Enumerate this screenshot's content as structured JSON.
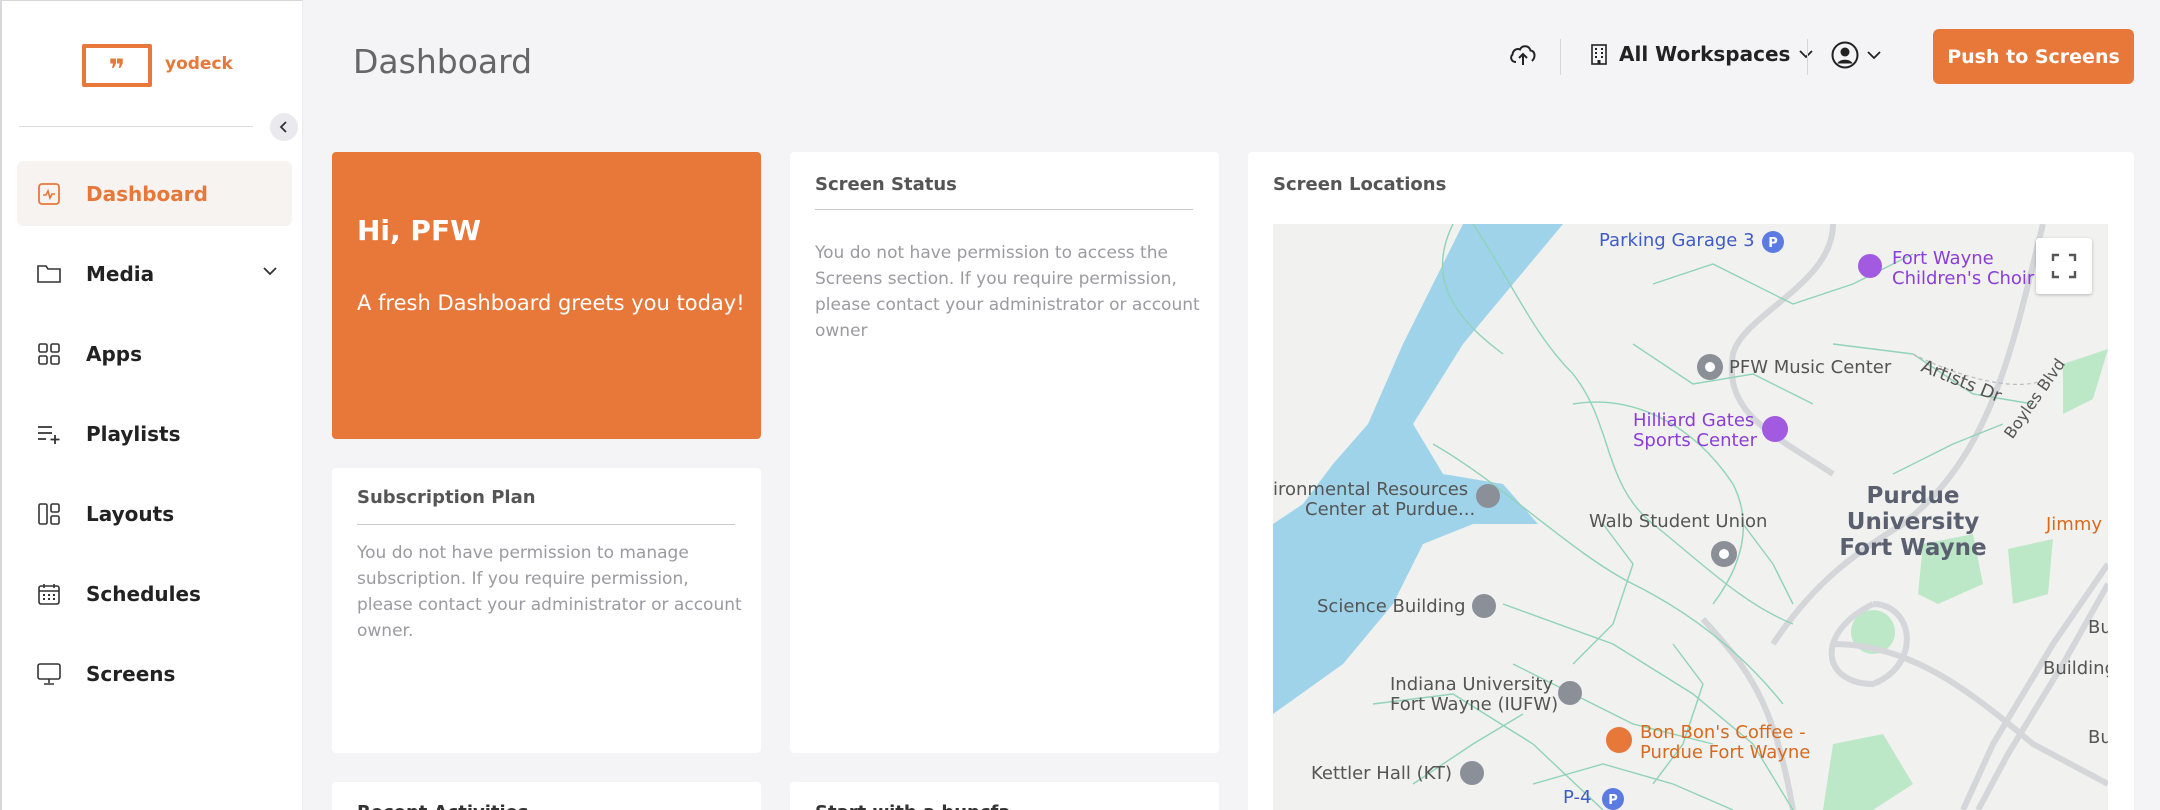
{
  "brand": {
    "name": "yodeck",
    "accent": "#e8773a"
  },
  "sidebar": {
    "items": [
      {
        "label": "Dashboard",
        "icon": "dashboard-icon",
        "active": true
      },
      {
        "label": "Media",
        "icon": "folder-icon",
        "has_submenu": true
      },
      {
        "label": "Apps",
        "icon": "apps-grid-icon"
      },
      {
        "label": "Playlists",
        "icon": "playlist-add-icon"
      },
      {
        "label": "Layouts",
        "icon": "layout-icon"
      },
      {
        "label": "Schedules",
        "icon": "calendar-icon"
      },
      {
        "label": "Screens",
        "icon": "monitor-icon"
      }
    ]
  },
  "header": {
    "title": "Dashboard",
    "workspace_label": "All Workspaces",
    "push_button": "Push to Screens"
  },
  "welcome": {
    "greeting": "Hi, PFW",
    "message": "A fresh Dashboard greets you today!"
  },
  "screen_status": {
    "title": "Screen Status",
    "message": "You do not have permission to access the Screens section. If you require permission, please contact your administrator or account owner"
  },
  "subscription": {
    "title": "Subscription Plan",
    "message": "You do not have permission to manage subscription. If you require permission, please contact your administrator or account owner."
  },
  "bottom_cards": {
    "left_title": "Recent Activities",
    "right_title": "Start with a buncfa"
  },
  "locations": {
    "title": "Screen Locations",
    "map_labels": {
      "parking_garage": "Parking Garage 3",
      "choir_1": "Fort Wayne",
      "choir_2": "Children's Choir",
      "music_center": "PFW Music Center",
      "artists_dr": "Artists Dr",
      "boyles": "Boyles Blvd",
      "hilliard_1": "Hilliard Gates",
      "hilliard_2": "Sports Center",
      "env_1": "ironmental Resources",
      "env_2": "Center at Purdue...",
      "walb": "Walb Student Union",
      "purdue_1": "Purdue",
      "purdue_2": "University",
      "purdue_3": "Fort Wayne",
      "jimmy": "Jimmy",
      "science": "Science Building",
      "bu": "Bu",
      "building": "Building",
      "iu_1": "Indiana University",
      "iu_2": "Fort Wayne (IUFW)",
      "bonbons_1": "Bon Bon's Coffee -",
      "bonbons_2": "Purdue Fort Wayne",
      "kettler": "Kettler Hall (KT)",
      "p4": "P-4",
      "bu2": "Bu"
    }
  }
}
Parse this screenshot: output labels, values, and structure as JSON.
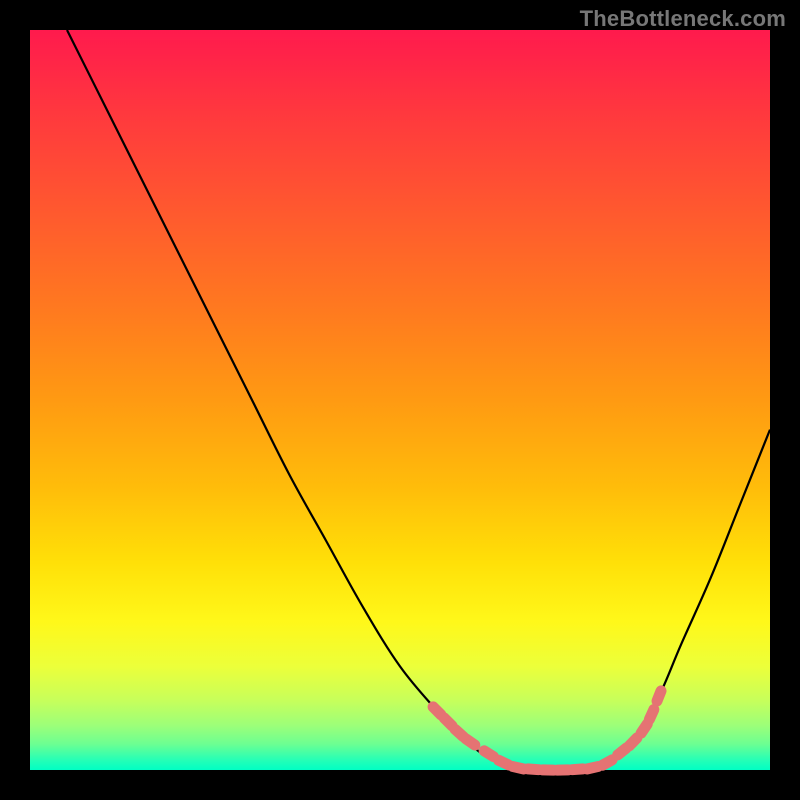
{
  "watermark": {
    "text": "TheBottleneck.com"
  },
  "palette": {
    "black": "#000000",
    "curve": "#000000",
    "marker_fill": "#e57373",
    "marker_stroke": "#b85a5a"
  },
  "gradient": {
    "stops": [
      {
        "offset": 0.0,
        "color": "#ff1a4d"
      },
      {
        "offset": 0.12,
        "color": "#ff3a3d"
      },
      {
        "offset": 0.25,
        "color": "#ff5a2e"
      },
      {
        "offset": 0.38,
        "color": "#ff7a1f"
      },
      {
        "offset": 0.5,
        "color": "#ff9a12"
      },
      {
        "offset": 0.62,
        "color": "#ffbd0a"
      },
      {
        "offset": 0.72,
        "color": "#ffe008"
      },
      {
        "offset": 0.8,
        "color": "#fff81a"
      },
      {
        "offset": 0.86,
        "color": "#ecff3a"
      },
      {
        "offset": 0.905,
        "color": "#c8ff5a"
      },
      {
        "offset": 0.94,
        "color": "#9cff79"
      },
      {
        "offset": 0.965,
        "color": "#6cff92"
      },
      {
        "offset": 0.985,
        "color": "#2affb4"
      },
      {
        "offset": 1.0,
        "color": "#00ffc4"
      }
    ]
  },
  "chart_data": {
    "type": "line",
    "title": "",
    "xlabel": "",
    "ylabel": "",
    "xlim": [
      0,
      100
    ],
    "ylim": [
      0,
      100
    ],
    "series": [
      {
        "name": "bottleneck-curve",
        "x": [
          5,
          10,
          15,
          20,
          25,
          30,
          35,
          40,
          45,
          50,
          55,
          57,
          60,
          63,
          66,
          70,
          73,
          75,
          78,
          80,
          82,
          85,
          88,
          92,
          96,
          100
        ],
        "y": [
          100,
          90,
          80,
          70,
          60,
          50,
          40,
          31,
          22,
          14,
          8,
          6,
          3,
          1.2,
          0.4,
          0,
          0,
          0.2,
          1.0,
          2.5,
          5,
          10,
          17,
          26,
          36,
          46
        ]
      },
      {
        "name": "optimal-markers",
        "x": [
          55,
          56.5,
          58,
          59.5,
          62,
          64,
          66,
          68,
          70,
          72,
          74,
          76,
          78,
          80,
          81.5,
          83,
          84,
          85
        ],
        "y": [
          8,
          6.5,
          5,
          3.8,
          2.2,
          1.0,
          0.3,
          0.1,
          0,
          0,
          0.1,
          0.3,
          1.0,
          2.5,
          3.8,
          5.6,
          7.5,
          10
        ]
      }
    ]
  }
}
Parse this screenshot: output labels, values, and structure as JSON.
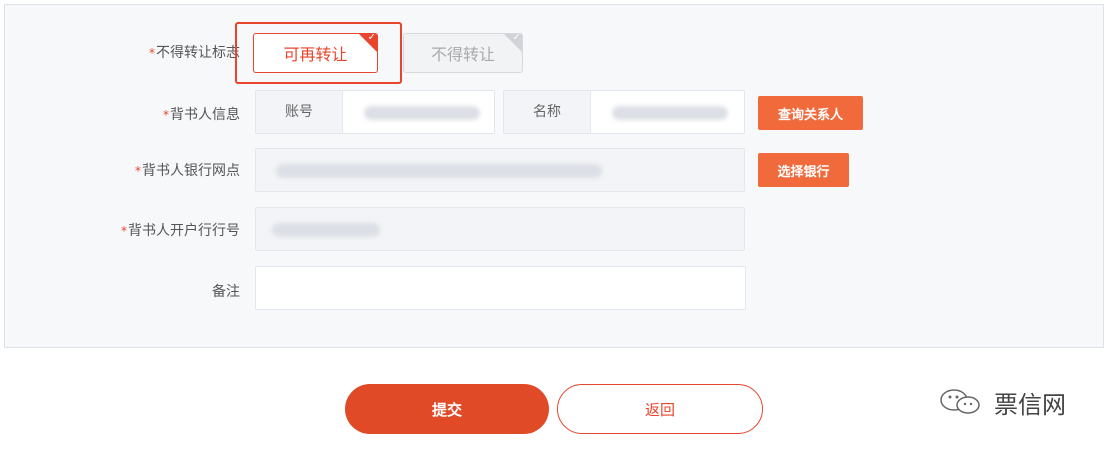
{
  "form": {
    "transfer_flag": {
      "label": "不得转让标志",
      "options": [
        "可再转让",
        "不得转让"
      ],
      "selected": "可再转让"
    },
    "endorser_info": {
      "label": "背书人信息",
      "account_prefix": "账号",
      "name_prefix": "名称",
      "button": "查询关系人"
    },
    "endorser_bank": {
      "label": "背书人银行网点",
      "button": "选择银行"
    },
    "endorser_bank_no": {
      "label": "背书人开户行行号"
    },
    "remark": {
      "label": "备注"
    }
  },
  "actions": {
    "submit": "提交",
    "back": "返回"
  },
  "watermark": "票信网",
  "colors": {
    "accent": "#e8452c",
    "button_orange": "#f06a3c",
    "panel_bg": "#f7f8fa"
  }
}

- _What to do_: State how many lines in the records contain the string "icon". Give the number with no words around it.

- _The answer_: 7